When writing any scene, ask yourself three questions:
- Why today?
- Why this person?
- Why this location?
In the opening scene of “The Matrix,” there’s a short dialogue that explains why this scene is occurring today. It’s because they think they’ve found the chosen one (Neo).
In this same opening scene, why focus on the woman hacker (Trinity)? It’s because she’s part of the resistance group that can help free the human race.
This scene is at that location because it’s the city where Neo lives.
Take any scene in a good movie and you can answer these questions fairly easily. Think about the opening scene in “E.T.”
Why today? Because it’s the day E.T. gets stranded on Earth after his spaceship leaves without him.
Why this person? E.T. is the focus of both the aliens, who want him back, and the humans, who want to capture and study him.
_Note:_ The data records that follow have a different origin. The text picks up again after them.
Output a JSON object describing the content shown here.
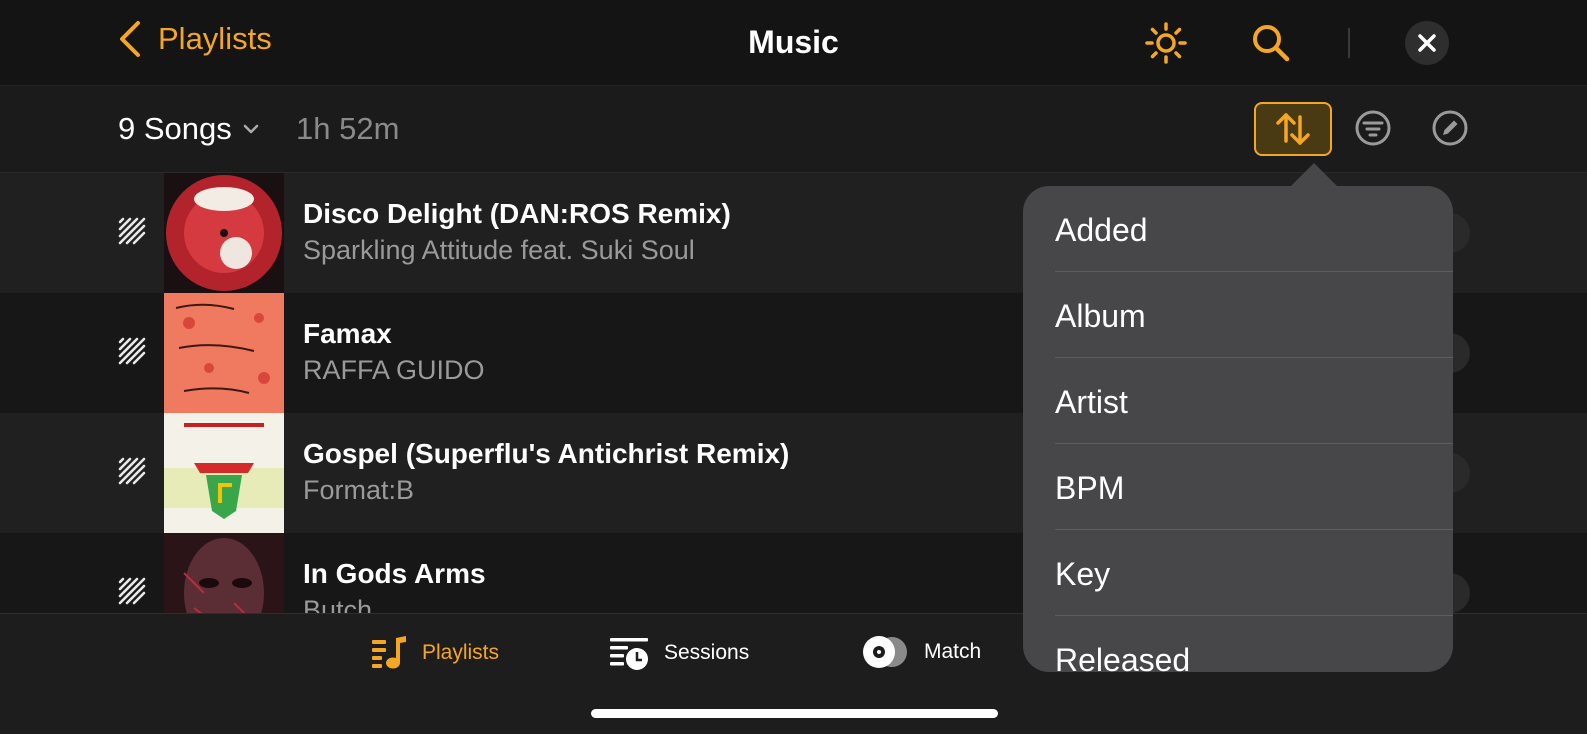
{
  "header": {
    "back_label": "Playlists",
    "title": "Music",
    "accent_color": "#f5a623"
  },
  "toolbar": {
    "song_count": "9 Songs",
    "duration": "1h 52m"
  },
  "songs": [
    {
      "title": "Disco Delight (DAN:ROS Remix)",
      "artist": "Sparkling Attitude feat. Suki Soul"
    },
    {
      "title": "Famax",
      "artist": "RAFFA GUIDO"
    },
    {
      "title": "Gospel (Superflu's Antichrist Remix)",
      "artist": "Format:B"
    },
    {
      "title": "In Gods Arms",
      "artist": "Butch"
    }
  ],
  "sort_menu": {
    "items": [
      "Added",
      "Album",
      "Artist",
      "BPM",
      "Key",
      "Released"
    ]
  },
  "tabs": [
    {
      "label": "Playlists",
      "active": true
    },
    {
      "label": "Sessions",
      "active": false
    },
    {
      "label": "Match",
      "active": false
    }
  ],
  "icons": {
    "back": "chevron-left-icon",
    "brightness": "sun-icon",
    "search": "search-icon",
    "close": "close-icon",
    "sort": "sort-arrows-icon",
    "filter": "filter-icon",
    "edit": "pencil-icon",
    "track_status": "vinyl-striped-icon"
  }
}
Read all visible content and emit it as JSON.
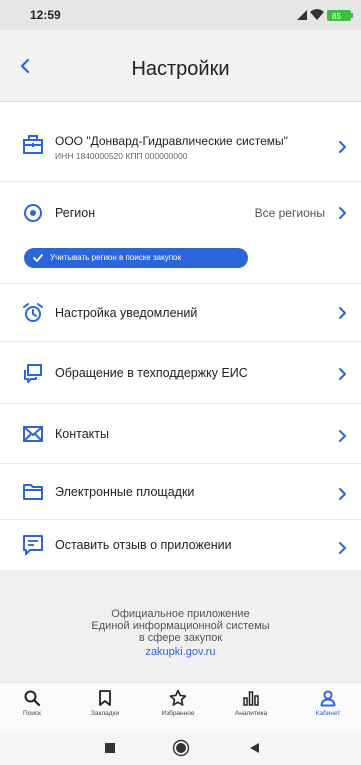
{
  "status_bar": {
    "time": "12:59",
    "battery": "85"
  },
  "header": {
    "title": "Настройки",
    "back_icon": "chevron-left-icon"
  },
  "settings": {
    "organization": {
      "name": "ООО \"Донвард-Гидравлические системы\"",
      "details": "ИНН 1840000520 КПП 000000000",
      "icon": "building-icon"
    },
    "region": {
      "label": "Регион",
      "value": "Все регионы",
      "icon": "location-pin-icon",
      "chip_label": "Учитывать регион в поиске закупок",
      "chip_checked": true
    },
    "notifications": {
      "label": "Настройка уведомлений",
      "icon": "alarm-clock-icon"
    },
    "support": {
      "label": "Обращение в техподдержку ЕИС",
      "icon": "chat-icon"
    },
    "contacts": {
      "label": "Контакты",
      "icon": "envelope-icon"
    },
    "platforms": {
      "label": "Электронные площадки",
      "icon": "folder-icon"
    },
    "feedback": {
      "label": "Оставить отзыв о приложении",
      "icon": "feedback-icon"
    }
  },
  "footer": {
    "line1": "Официальное приложение",
    "line2": "Единой информационной системы",
    "line3": "в сфере закупок",
    "link": "zakupki.gov.ru"
  },
  "bottom_nav": {
    "search": "Поиск",
    "bookmarks": "Закладки",
    "favorites": "Избранное",
    "analytics": "Аналитика",
    "cabinet": "Кабинет",
    "active": "cabinet"
  },
  "colors": {
    "accent": "#2a66d9",
    "background": "#ffffff",
    "footer_bg": "#f0f0f0"
  }
}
Why this location? E.T. gets lost near Elliot’s house so he can find his way to Elliot.
Fail to answer any of these questions and you can quickly see how the scene no longer supports the story. What if the opening scene started with someone who has nothing to do with the story of Elliot finding E.T.? Then there’s no reason to meet this person.
What if a scene occurs a week before E.T. gets lost? Then there’s no reason to know what happened in the past because it has no relevance to the story of Elliot and E.T.
What if the scene takes place in another country, far from Elliot’s home? Then there would be no way for E.T. to meet Elliot.
Remember, stories must mold scenes to tell a compelling story. Real life isn’t like that so don’t try to be realistic. Try to be compelling and to do that, you have to adjust time, location, and people so they just “happen” to tell a great story.